If you plan to carry out some renovations in your tank, perhaps with regard to the aquascaping or something that will necessitate keeping the live rock out of the tank for a longer period, it would be best to store it in a container.

However, there is more to it than just leaving them in a container or tub full of water. First, you want to save some of that water for the tank to soak the live rock in it. Then you want to ensure a few things to keep the live rock alive and prevent any die-offs.

Second, ensure that there is movement in the tub or container you use. Apart from keeping the rock in a tub full of water from the tank, you want to ensure that the tub has some flow. You can ensure that there is movement in the tub by plugging in some external water pumps, as this is a make-shift arrangement to keep the live rock “alive.”

Alternatively, you can use some powerheads if your container or tub is large enough. The goal is to ensure that the water is not stagnant, as this can lead to low oxygen levels for the micro-lives in the live rock and algae bloom in the tank.

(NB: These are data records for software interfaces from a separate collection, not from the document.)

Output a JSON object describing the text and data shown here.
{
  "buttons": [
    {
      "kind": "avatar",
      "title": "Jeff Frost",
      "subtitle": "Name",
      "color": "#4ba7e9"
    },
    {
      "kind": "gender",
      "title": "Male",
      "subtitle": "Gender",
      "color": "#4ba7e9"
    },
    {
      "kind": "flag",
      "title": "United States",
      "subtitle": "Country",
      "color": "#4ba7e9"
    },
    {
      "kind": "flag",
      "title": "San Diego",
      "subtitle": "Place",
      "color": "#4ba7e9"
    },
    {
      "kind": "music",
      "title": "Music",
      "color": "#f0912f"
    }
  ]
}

The third thing you want to do is fix a filtration system. The filtration system with the powerheads or external water pumps will ensure that there is a steady supply of oxygen to the microbes and other critters in the rock. You do not need to break the bank for this; a small filtration system will be fine.

Finally, if you want to keep the live rock alive, there are two things you want to keep in mind; temperature and salinity. You want to ensure that the temperature of the water in the container is not lower than 70°F but also not higher than 90°F at the same time.

You can achieve this by using a water heater. You also want to ensure that the salinity level of the water in the tank is between 1.018-1.030. As much as you can, avoid any sudden or drastic changes. This will shock the micro-lives in the live rock, put them under stress, and possibly lead to die-offs.

You must regularly test the water to ensure that everything is still within the parameters set out above. Also, keep the tub or container dimly lit to prevent an algae bloom.

Bottom Line

There are reports of live rocks recuperating even after being exposed to the air for more than 48 hours.

This is a testament to the wonders of life and nature. However, remember that the more time your live rock spends out of the water, the drier it gets and the more die-offs you will have.

You can prevent the introduction of any toxic compounds or pollutants from live rocks that have stayed out of water for too long by curing them before reintroducing them back into your aquarium.